So after something of a hiatus, I’m dating again. I predict this will last about three weeks before I remember how much I hate it and go back to putting all my energy into work and all my free time into deciding which endurance sport to train for next. I don’t want it to be this way, and not just because marathon finisher medals don’t go out and buy me soup when I’m sick. Dating isn’t supposed to be a horrible, exhausting exercise in futility. It should be a fun way to get to know new people, and, if one so desires, a good way to start a relationship. So why isn’t it?
My current theory is that too many of us are dating defensively. By this, I don’t mean when you let your roommate and at least five of your closest friends know exactly where you’re going, and when you think you should be back by, and when they should call you with a fake emergency, and when they should actually call the cops because you might have accidentally gone out with an ax murderer. That’s not defensive dating, that’s just being safe. Defensive dating is when we go into dating not to get to know someone new, but to avoid getting hurt. It’s when you really like someone, but instead of acting like it, you play it super cool, taking your time responding to calls or texts, trying to act unavailable when all you want to do is spend more time with this person.
How I Met Your Mother did a great job of going through many of the defensive dating cliches. There’s the Three Day Rule, which dictates how long one is supposed to call after getting someone’s number. There’s the Platinum Rule, which states you can’t date someone who you see on a regular basis, lest things end poorly. The Date-Time Continuum dictates you can’t make plans with someone any farther into the future than the amount of time you’ve been dating someone. All of these things put us on the defensive, assuming that the person doesn’t want to hear from us right away, or that it’s inevitable that things won’t work out.
Defensive dating takes many forms in real life, too. For some of us, it’s scheduling a date at 7 when we know we have plans with friends at 9 so we have an automatic excuse to get out if it’s going badly, or to seem busy and popular if we’re trying to impress the person. For me and several of my friends, it’s not actually putting someone’s name in your contacts until you think it might last more than a few dates. For one of my coworkers, it’s not giving a guy a personalized ringtone because every time she does, things end shortly thereafter. Lately I haven’t even wanted to talk about promising dates with friends for fear I might jinx something. No one wants to look too eager or too available. No one wants to admit they might actually like someone, because it means admitting we’ll be upset if they don’t like us back.
I can see the reasoning behind not wanting to appear to enthusiastic — no one wants to be a Stage 5 Clinger. A friend recently went on a series of pretty good dates with a smart, funny, generally reasonable human, but when that person started sending upwards of 30 texts a day, she became a bit leery. I’ve gone on dates that seemed okay until the person followed up the date with a phone call, and before I had the chance to respond to said phone call that same person followed up with a text message requesting my email address. In theory, this shouldn’t be as much of a turnoff as it is.

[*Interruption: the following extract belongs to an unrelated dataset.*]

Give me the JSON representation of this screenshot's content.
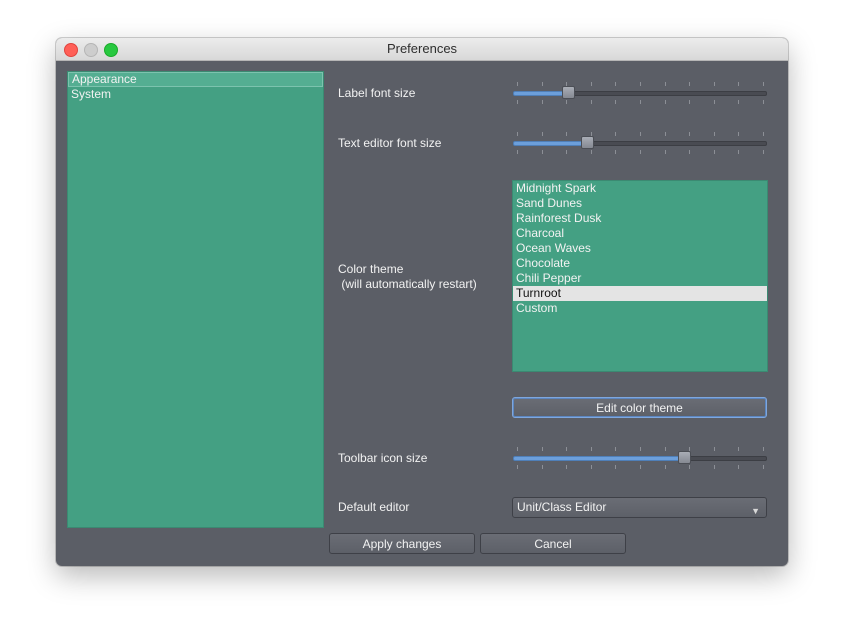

Why shouldn’t we be flattered that someone clearly is interested in us? For me, this level of attention is only problematic when I kind of already know I’m not that into a person and am looking for an excuse to call him clingy and write him off. From people I’ve actually liked, I’ve accepted texts that say “I miss you” when I’d seen the person half an hour ago.
My point is this: all these dating “rules” exist to protect us from rejection by people who aren’t that into us. The whole point of dating is to find people we like, so why don’t we just act like it? Why are we calculating the number of minutes before we respond to a text, or creating complicated equations for how far in advance we can make plans with someone based on the number of weeks we’ve been going out? Granted, we also shouldn’t pull a Ted and declare our love for someone on a first date, but since when did it become so terrifying to tell someone we like that we like them? If the person likes us back, they’ll be thrilled to hear it, and if they don’t, then they weren’t worth our time in the first place. In the wise words of that Ingrid Michaelson song I’m currently obsessed with, “All the broken hearts in the world still beat. Let’s not make it harder than it has to be.” No one ever died of an unreturned phone call. How many romantic connections have been missed because both people were too scared to make the first move?
Let’s be done with defensive dating. Success in dating isn’t measured by who gets hurt the least. It’s defined by finding someone you’re thrilled to be with, who feels the same way about you. Let’s stop being afraid to call the next day or to text just because we saw something that made us think of them. Yes, it might lead to quicker rejection in the short term, but those rejections are going to liberate us from overanalyzing something that was never really going anywhere in the first place. It’ll also free us up to devote our energy to dating scenarios that could actually work.